MINIMUM LEVEL OF EARNINGS
Note: due to the coronavirus pandemic, the DWP suspended (i.e., did not apply) this rule (the ‘minimum income floor’) between 13 March 2020 and 31 July 2021. From August 2021, if it was suspended in your case, it applies again when the DWP decides that you are still in gainful self-employment, or at the end of any remaining ‘start-up period’ (see here) that was still to run when the minimum income floor was suspended in March 2021. If your business is not affected by the pandemic, the minimum income floor now applies as normal. However, until the end of July 2022, if you can show that your business is affected by the pandemic, your work coach can suspend the minimum income floor for up to two months at a time and six months in total.
If your main work is self-employment but your earnings are low, your UC may be assessed on higher earnings than you have. This is called the ‘minimum income floor’ and is generally at the level of the national minimum wage for the number of hours the DWP expects you to work – usually 35 hours a week. This applies if:
- you are in ‘gainful self-employment’ (see here); and
- you are not in a ‘start-up’ period (see here); and
- you would be subject to all work-related requirements were it not for having the minimum income floor applied. (Having the minimum income floor applied means no work-related requirements can be imposed on you.) If you are not subject to any work-related requirements (for a reason other than having the minimum income floor applied), or just subject to work-focused interviews or work preparation, your actual earnings from self-employment are taken into account, however low they are.
If you are single and the minimum income floor applies to you, your earnings are treated as being at the individual earnings threshold in any assessed income period in which your earned income from self-employment, together with any earnings from employment, is below this level. The individual earnings threshold is the same threshold used to decide your work-related requirements (see here), with a notional amount for tax and NI contributions deducted.
Ben has a window cleaning business. He is single. For the current assessment period, he declares earnings of £300. The DWP works out Ben’s minimum income floor to be £1,280 a month (35 hours a week x £9.50 x 52 ÷ 12 rounded down, less £160 for notional tax and NI contributions). Ben’s UC award for the assessment period is worked out on earnings of £1,280.
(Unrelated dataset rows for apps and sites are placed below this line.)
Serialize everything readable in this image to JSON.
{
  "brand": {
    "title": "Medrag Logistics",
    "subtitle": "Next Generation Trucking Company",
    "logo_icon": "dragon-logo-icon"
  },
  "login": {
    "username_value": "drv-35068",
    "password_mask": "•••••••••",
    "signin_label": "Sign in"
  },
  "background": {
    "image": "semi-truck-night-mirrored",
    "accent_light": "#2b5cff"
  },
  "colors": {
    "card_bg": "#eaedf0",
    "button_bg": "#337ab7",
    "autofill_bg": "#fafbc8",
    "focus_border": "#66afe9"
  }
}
If you are in a couple and the minimum income floor applies to you, your combined earnings for the UC assessment are usually your partner’s earnings added to the minimum income floor for you. However, you cannot be treated as having combined earnings of more than a certain amount. This amount is the same as the joint earnings threshold for couples used to decide if there are any work-related requirements to fulfil (see here), but with a notional amount for tax and NI contributions deducted.
- If your actual combined earnings are above the joint earnings threshold, your actual earnings count in the UC assessment, with no minimum income floor.
- If your actual combined earnings (i.e., ignoring the minimum income floor) are below the joint earnings threshold in any assessed income period, your earnings are treated as being the individual earnings threshold (see here) less:
◦a notional amount for tax and NI contributions; and
◦an amount to ensure that, when added to your partner’s earnings, you are not treated as having more than the joint earnings threshold.
If you are a couple but claiming as a single person (e.g., because your partner is a ‘person subject to immigration control’), the minimum income floor does not apply to your partner’s self-employed earnings. Instead, her/his actual earnings are combined with yours.
Sara and Andy are a couple. Andy is a self-employed builder and Sara works part time in a shop. They have a two-year-old child and Sara is the ‘responsible carer’. Andy declares earnings of £500 and Sara £700. The DWP works out Andys minimum income floor to be £1,280 a month (35 hours a week x £9.50 x 52 ÷ 12 rounded down, less £160 for tax and NI contributions).
Andy and Sara’s actual combined earnings are £1,200 (£500 + £700).
This is below their joint earnings threshold of £1,938 (£1,280 for Andy plus £658 for Sara (16 hours a week x £9.50 x 52 ÷ 12 rounded down with no tax or NI contribution deduction at this earnings level)).
Adding Andy’s minimum income floor to Sara’s actual earnings gives £1,980 (£1,280 + £700). This is £42 above their joint earnings threshold of £1,938, so Andy is treated as having earnings of £1,238 (£1,280 – £42).